A white paper from Gravitas provides alternative investment companies with a layered cybersecurity strategy including a six-point framework of actionable steps to address a range of cyber-threats head on.
Gravitas is a co-sourcing platform providing portfolio management and risk analytics, research and analytics, operations and information technology services to the alternative investment industry.
“The evolving cyber-threat landscape and increased regulatory scrutiny have created tremendous pressure for alternative investment firms as they shore-up their IT security,” says Patrick Mullevey, executive director of Systems Integration at Gravitas. “Gravitas has constructed a framework for assessing a firm’s cybersecurity awareness, preparedness and resilience to operational threats and regulatory compliance requirements. Our new white paper outlines a six-point action plan to help firms generate procedures and add required technologies to better protect themselves.”
The Gravitas paper - Cybersecurity: How Alternative Investment Companies Manage Operational and Regulatory Risks – recommends that all firms reflect on their existing operations and develop or enhance a cybersecurity strategy designed to protect critical data, systems and applications. An initial operational risk assessment quickly determines the current level of risk inside a firm and is outlined in the white paper.
Creating and implementing a layered cybersecurity strategy is based on the concept that any one point of protection can, and will be, penetrated. While there are multiple layers to a cybersecurity approach, there are six types of layers upon which to focus in order to mitigate the potential risk for each one:
1. Physical security: to protect the hardware, networks and data from a material breach, including protection from fire, power, disgruntled employees and terrorism;
2. Network security: to protect against risks associated with web browsing and email;
3. Malware: to control the download and protect against an attack spreading across the firm infrastructure;
4. Access control and password management: to control administrative permissions;
5. File monitoring: to cross-check the alignment between access controls business requirements and an ever-growing file system;

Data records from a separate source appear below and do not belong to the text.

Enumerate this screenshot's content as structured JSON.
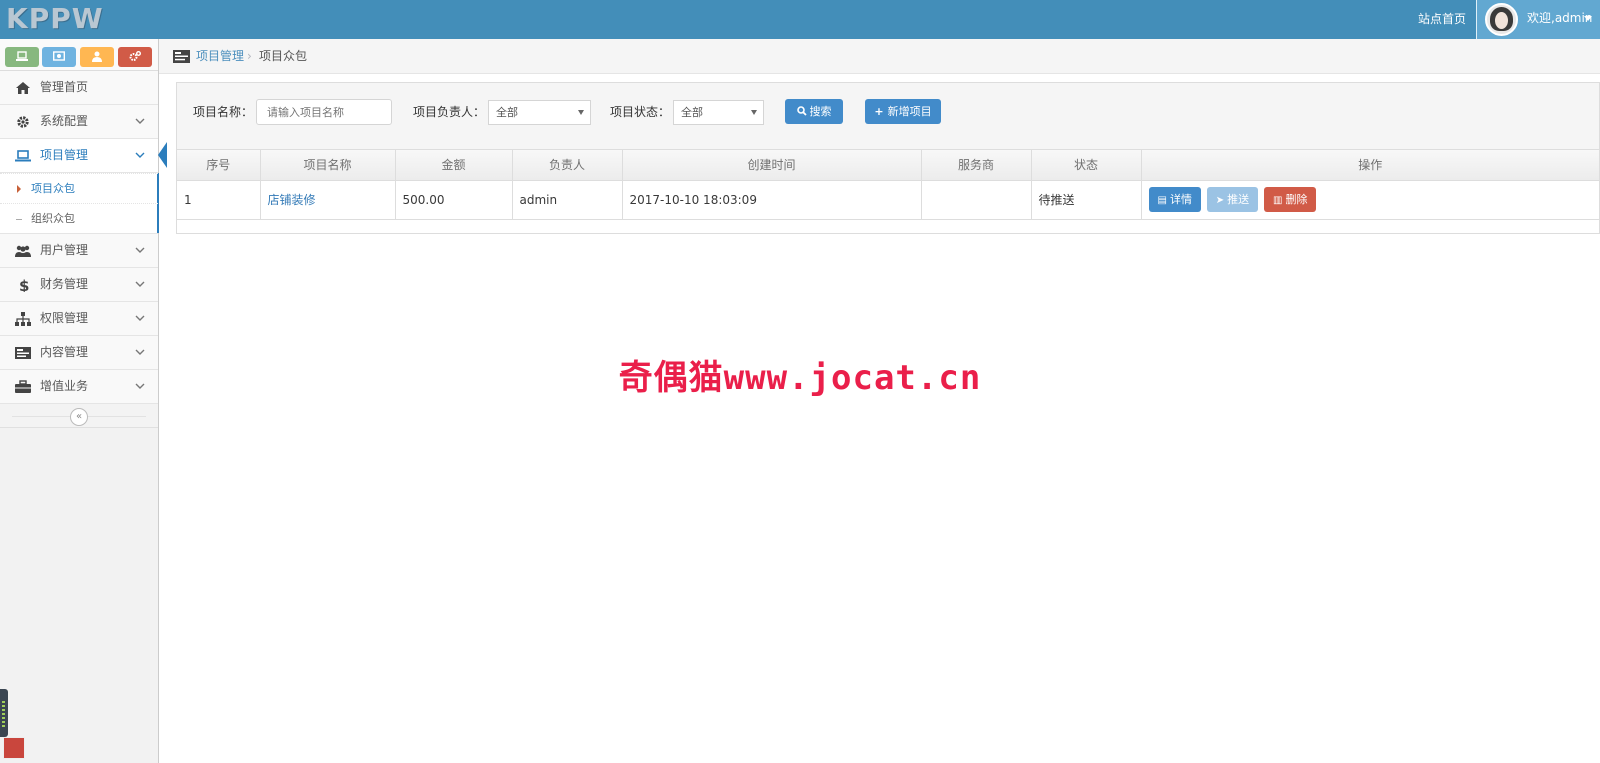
{
  "brand": {
    "logo": "KPPW"
  },
  "navbar": {
    "home_link": "站点首页",
    "user_label": "欢迎,admin"
  },
  "sidebar": {
    "shortcuts": [
      "laptop-icon",
      "picture-icon",
      "user-icon",
      "cogs-icon"
    ],
    "menu": [
      {
        "label": "管理首页",
        "icon": "home-icon"
      },
      {
        "label": "系统配置",
        "icon": "gear-icon"
      },
      {
        "label": "项目管理",
        "icon": "laptop-icon",
        "active": true
      },
      {
        "label": "用户管理",
        "icon": "users-icon"
      },
      {
        "label": "财务管理",
        "icon": "dollar-icon"
      },
      {
        "label": "权限管理",
        "icon": "sitemap-icon"
      },
      {
        "label": "内容管理",
        "icon": "list-icon"
      },
      {
        "label": "增值业务",
        "icon": "briefcase-icon"
      }
    ],
    "submenu": [
      {
        "label": "项目众包",
        "active": true
      },
      {
        "label": "组织众包"
      }
    ],
    "collapse_glyph": "«"
  },
  "breadcrumb": {
    "parent": "项目管理",
    "separator": "›",
    "current": "项目众包"
  },
  "filters": {
    "name_label": "项目名称：",
    "name_placeholder": "请输入项目名称",
    "owner_label": "项目负责人：",
    "owner_value": "全部",
    "status_label": "项目状态：",
    "status_value": "全部",
    "search_button": "搜索",
    "add_button": "新增项目"
  },
  "table": {
    "headers": [
      "序号",
      "项目名称",
      "金额",
      "负责人",
      "创建时间",
      "服务商",
      "状态",
      "操作"
    ],
    "rows": [
      {
        "index": "1",
        "name": "店铺装修",
        "amount": "500.00",
        "owner": "admin",
        "created": "2017-10-10 18:03:09",
        "provider": "",
        "status": "待推送",
        "actions": {
          "detail": "详情",
          "push": "推送",
          "delete": "删除"
        }
      }
    ]
  },
  "watermark": "奇偶猫www.jocat.cn",
  "colors": {
    "navbar": "#438eb9",
    "primary": "#428bca",
    "danger": "#d15b47",
    "watermark": "#ea1f4a"
  }
}
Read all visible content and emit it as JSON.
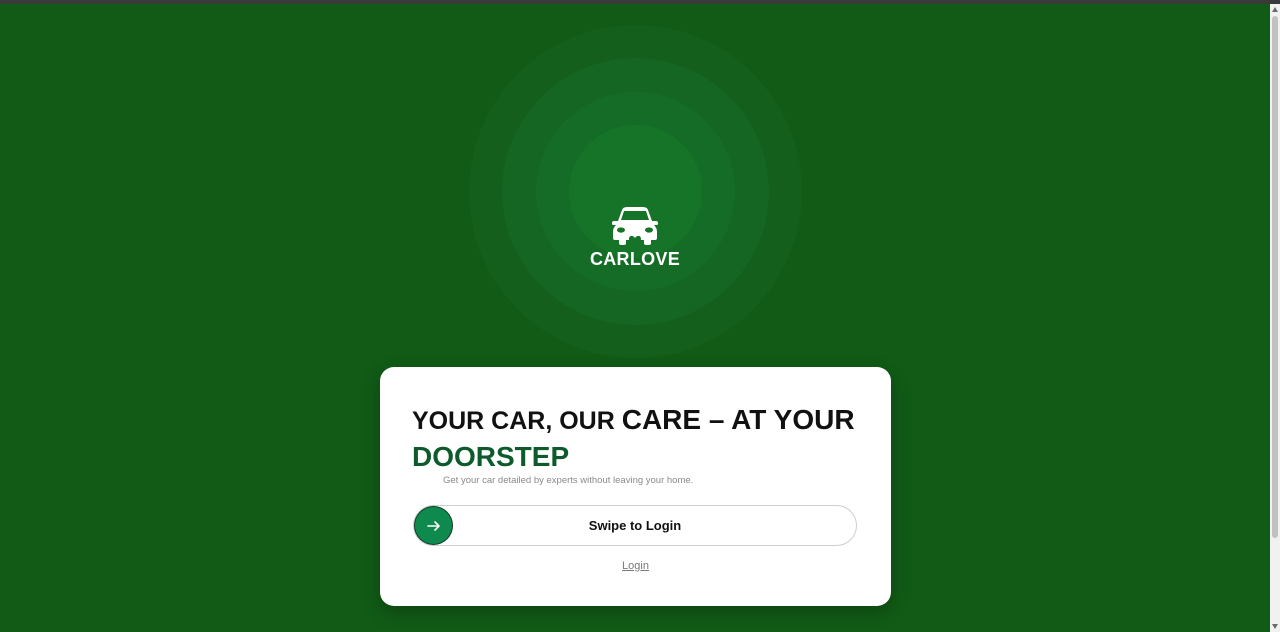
{
  "brand": {
    "name": "CARLOVE",
    "logo_icon": "car-heart-icon"
  },
  "card": {
    "headline_part1": "YOUR CAR, OUR ",
    "headline_part2": "CARE – AT YOUR",
    "headline_part3": "DOORSTEP",
    "subtitle": "Get your car detailed by experts without leaving your home.",
    "swipe_label": "Swipe to Login",
    "swipe_icon": "arrow-right-icon",
    "login_link": "Login"
  },
  "colors": {
    "background": "#115b16",
    "accent_green": "#0f8a4e",
    "headline_green": "#0e5a2c",
    "card": "#ffffff"
  }
}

6. Incident response plan: to implement a set of processes and procedures to rapidly discover, acknowledge, compartmentalise, neutralise and eradicate an attack from the environment.